Sitting down for an IEP eligibility meeting can be stressful. It can be even more stressful if the meeting doesn’t go as smoothly as you’d hoped. Maybe the team didn’t find your child eligible for special education services. If that happens, or if the eligibility didn’t work out in another way, here are steps to take.
1. Make sure you know your rights.
You have a number of rights even before the eligibility meeting. For example, you have the right to see evaluation reports at least 48 hours before the meeting. You also have the right to be an equal, decision-making member of the IEP team.
2. Make sure everything happened the way it was supposed to.
There are rules around who needs to be at an eligibility meeting and what needs to be discussed. For example, if the evaluator who tested your child can’t be at the meeting, there needs to be another professional there. And that professional has to be qualified to interpret the testing results. (This also applies to reviewing a private evaluation.)
If things didn't happen the way they were supposed to, you can ask to “redo” the meeting. Contact the special education director to make this request.
3. If you disagree with a decision, note it with your signature.
Sometimes, your child may be found eligible for an IEP, but you’re unhappy with the services or some other part of the IEP. In most states, an initial IEP can’t be put into place without a parent’s consent for services.
You can note that you disagree with a decision by choosing not to sign the consent for services form. In that case, unless you pursue mediation, your child will not receive services. You can also read how to consent to some parts of an IEP but not others.
Keep in mind that if the meeting is a three-year review, your signature may not be required to make changes. In that case, make a note next to your name on the attendance sheet that you disagree with the team’s decision.
4. Check the rules around consensus.
Ideally, the team should agree on whether your child is eligible (or ineligible) for special education. They should also work toward agreeing on appropriate services and supports. That doesn’t always happen, though.
It’s important to know what happens in your state if the team doesn’t reach consensus. Can the school make a final determination without you? Does everyone need to be in agreement? Check with your local Parent Training and Information Center to find out for sure.
5. Re-review the evaluation reports.

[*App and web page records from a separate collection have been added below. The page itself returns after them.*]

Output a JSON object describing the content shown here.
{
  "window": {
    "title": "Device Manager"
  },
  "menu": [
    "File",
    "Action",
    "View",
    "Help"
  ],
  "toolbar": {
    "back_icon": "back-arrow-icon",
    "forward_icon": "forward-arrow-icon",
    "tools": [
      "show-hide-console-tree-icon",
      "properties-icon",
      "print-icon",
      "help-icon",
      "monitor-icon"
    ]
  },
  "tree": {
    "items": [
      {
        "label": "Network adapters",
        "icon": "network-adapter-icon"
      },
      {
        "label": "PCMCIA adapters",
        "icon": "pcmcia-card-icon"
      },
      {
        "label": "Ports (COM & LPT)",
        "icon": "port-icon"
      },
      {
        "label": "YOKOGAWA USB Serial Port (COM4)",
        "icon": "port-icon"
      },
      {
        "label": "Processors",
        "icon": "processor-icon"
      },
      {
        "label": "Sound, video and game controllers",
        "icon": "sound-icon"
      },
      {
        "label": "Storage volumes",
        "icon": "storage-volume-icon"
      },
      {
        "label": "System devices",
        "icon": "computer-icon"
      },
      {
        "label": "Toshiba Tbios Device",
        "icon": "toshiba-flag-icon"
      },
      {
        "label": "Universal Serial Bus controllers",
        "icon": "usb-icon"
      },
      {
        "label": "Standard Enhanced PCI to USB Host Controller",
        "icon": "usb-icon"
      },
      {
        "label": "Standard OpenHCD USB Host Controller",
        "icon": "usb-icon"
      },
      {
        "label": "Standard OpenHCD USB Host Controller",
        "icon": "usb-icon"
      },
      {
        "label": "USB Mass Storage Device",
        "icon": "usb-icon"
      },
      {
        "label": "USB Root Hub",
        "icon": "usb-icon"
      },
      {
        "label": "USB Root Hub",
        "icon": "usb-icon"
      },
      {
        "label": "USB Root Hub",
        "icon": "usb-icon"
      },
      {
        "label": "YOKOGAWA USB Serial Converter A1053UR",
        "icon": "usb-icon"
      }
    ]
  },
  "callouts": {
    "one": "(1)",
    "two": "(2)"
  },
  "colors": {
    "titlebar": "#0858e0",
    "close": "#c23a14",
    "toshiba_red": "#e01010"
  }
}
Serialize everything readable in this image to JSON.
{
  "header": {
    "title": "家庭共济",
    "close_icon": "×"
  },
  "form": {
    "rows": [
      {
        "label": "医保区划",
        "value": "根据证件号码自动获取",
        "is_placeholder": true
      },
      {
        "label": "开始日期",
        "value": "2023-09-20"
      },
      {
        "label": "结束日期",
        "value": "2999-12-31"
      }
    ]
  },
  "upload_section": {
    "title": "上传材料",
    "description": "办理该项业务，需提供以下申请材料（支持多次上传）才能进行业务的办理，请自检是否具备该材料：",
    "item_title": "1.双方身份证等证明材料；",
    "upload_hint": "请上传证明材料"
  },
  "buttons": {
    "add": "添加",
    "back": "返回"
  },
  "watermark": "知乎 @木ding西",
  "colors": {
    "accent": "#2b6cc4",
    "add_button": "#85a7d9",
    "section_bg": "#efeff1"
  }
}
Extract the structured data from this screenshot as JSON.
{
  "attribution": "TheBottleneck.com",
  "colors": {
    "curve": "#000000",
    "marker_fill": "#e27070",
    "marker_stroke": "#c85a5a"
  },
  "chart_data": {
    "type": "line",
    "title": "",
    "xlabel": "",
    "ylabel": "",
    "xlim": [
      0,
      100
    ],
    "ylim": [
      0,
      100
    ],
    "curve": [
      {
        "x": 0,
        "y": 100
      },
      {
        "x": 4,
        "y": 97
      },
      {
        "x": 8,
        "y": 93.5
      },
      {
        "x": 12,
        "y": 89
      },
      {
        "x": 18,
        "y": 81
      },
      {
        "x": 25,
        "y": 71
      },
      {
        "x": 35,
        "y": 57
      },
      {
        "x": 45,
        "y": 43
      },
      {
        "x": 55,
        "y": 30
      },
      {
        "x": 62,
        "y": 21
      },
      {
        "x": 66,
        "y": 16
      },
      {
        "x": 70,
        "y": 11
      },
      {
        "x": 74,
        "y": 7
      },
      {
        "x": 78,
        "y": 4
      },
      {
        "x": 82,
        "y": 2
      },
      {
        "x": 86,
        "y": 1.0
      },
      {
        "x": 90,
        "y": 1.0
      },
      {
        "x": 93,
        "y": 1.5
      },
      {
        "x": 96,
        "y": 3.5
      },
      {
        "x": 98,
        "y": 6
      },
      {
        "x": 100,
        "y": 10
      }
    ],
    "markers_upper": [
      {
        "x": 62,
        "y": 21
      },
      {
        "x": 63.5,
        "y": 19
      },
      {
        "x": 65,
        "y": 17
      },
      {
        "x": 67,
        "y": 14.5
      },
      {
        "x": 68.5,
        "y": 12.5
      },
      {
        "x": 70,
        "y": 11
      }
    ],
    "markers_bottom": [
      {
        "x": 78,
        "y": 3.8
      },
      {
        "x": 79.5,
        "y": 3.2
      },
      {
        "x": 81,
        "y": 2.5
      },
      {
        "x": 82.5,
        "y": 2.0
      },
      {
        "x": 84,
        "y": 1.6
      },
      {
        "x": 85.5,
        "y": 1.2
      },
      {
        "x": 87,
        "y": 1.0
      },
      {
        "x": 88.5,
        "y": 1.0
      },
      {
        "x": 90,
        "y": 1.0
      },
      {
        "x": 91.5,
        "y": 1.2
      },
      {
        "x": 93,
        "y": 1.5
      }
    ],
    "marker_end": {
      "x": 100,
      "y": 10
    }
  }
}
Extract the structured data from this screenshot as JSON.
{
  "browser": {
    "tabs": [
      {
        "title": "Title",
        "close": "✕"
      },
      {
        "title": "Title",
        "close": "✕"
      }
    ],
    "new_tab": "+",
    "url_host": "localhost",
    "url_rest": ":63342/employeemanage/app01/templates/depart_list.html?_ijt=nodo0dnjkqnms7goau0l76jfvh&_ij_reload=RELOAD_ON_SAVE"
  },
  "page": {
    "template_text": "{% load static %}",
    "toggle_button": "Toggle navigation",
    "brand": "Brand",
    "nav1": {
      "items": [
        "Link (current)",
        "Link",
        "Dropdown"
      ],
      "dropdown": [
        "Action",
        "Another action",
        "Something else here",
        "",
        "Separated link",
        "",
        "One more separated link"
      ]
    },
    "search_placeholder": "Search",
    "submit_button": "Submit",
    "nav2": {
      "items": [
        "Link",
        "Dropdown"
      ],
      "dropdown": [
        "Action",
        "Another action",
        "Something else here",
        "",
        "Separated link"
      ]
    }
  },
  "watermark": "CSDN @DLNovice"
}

Go through the evaluation results and recommendations to pinpoint where you disagree. You may find that the evaluation didn’t look at all the areas you were concerned about. Or you may not agree with the results. (Learn what to do if you don’t agree with the evaluation results.)
6. Follow up with a letter of parental concerns.
This is a letter that lists what you disagree with. It’s sometimes referred to as an addendum page. Send the letter to the IEP team and copy the special education director.
7. Ask for administrative review.
This is not the same as mediation. It’s a reconsideration of the original decision — not a hearing to find a compromise.
In some school districts, there’s an eligibility supervisor you can ask to review the decision. In other districts, another IEP team may be part of an administrative review process. In smaller states, this review process may be done at a state level. Contact your district’s special education office to find out how it works in your state.
8. Request mediation.
If administrative review doesn’t work out (or if it’s not an option in your school system), you can try mediation. The Individuals with Disabilities Education Act (IDEA) says that schools have to provide mediation for free. It’s an alternative to a due process hearing: A mediator helps you and the school find a solution to your disagreement.
The mediator will usually meet with you and the school together to work toward an agreement. (Read one parent’s story about her daughter’s mediation agreement.)
9. File a due process complaint.
If you’ve tried all other options and none have worked, you can request a due process hearing. It’s a formal proceeding where you and the school present evidence to a hearing officer. The hearing officer then decides if your child is eligible for services. You could also file a state complaint with the agency in charge of education in your state.
Both are complicated legal processes. So you may want to consult with an advocate or an attorney. But it’s important to know that it’s your right to file if you think you need to. If you’ve tried everything else, it’s OK to pursue legal resolutions.
About the author
About the author
Amanda Morin is the author of “The Everything Parent’s Guide to Special Education” and the former director of thought leadership at Understood. As an expert and writer, she helped build Understood from its earliest days.